Around the Neighborhood


I can see how I could write a bold account of myself as a passionate man who rose from humble beginnings to cut a wide swath in the world, whose crimes along the way might be written off to extravagance and love and art, and could even almost believe some of it myself on certain days after the sun went down if I’d had a snort or two and was in Los Angeles and it was February and I was twenty-four, but I find a truer account in the Herald-Star, where it says: “Mr. Gary Keillor visited at the home of Al and Florence Crandall on Monday and after lunch returned to St. Paul, where he is currently employed in the radio show business… Lunch was fried chicken with gravy and creamed peas”.

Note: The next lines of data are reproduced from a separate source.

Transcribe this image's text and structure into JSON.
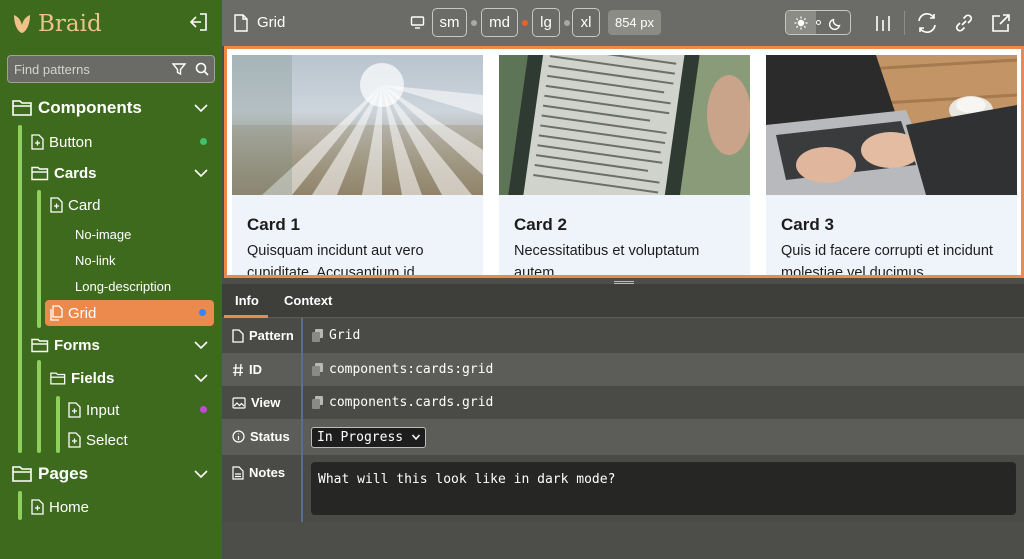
{
  "app": {
    "brand": "Braid"
  },
  "search": {
    "placeholder": "Find patterns"
  },
  "nav": {
    "components": "Components",
    "button": "Button",
    "cards": "Cards",
    "card": "Card",
    "no_image": "No-image",
    "no_link": "No-link",
    "long_description": "Long-description",
    "grid": "Grid",
    "forms": "Forms",
    "fields": "Fields",
    "input": "Input",
    "select": "Select",
    "pages": "Pages",
    "home": "Home"
  },
  "status_colors": {
    "button": "#3ec46d",
    "grid": "#3b82f6",
    "input": "#c04ad8"
  },
  "toolbar": {
    "title": "Grid",
    "breakpoints": [
      "sm",
      "md",
      "lg",
      "xl"
    ],
    "active_dot_color": "#e8632b",
    "width_label": "854 px"
  },
  "preview": {
    "cards": [
      {
        "title": "Card 1",
        "text": "Quisquam incidunt aut vero cupiditate. Accusantium id"
      },
      {
        "title": "Card 2",
        "text": "Necessitatibus et voluptatum autem."
      },
      {
        "title": "Card 3",
        "text": "Quis id facere corrupti et incidunt molestiae vel ducimus"
      }
    ]
  },
  "panel": {
    "tabs": [
      "Info",
      "Context"
    ],
    "rows": {
      "pattern_label": "Pattern",
      "pattern_value": "Grid",
      "id_label": "ID",
      "id_value": "components:cards:grid",
      "view_label": "View",
      "view_value": "components.cards.grid",
      "status_label": "Status",
      "status_value": "In Progress",
      "notes_label": "Notes",
      "notes_value": "What will this look like in dark mode?"
    }
  },
  "colors": {
    "sidebar": "#3e6a1e",
    "accent": "#ec8a4e",
    "tree_line": "#8dd05c"
  }
}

― Garrison Keillor, Lake Wobegon Days


I was thinking today about all the years I spent fervently wishing that someday I would move to Arizona, live under the hot desert sun and those blistering blue skies, and never have to pass another cold, dull, gray winter in Pennsylvania. I’d spent three vacations in Arizona and loved it each and every time I went, even when the temperature was 105 degrees in early May. But in the past year or so, I’ve had a change of heart — one that is pretty much a reversal of what I felt before. I feel so lucky now to live in a neighborhood that has lots of open space — there is a horse farm tucked into our development, and a wide park that borders it, too — as well as neighbors who are kind and who watch out for each other. There is no heavy traffic to deal with, there is not a “keeping up with the Joneses” mentality here, and yet we are only fifteen minutes away from our cute college town, with its buzz of students and activities that come courtesy of a thriving university environment.

And when I walked around my neighborhood today, snapping these photos of my neighbor’s muddy horses, the bare trees in the park, the mostly abandoned farmhouse up the road with the beautifully weathered wooden door, there wasn’t a break in the clouds at all, but I didn’t mind. When the sun comes out again, I’ll be happy — and I probably will want to visit Arizona or New Mexico again at some point, because my wanderlust hasn’t vanished. It’s just that I finally looked around and realized that I could love the place where I am now for a very long time, and that’s a great feeling.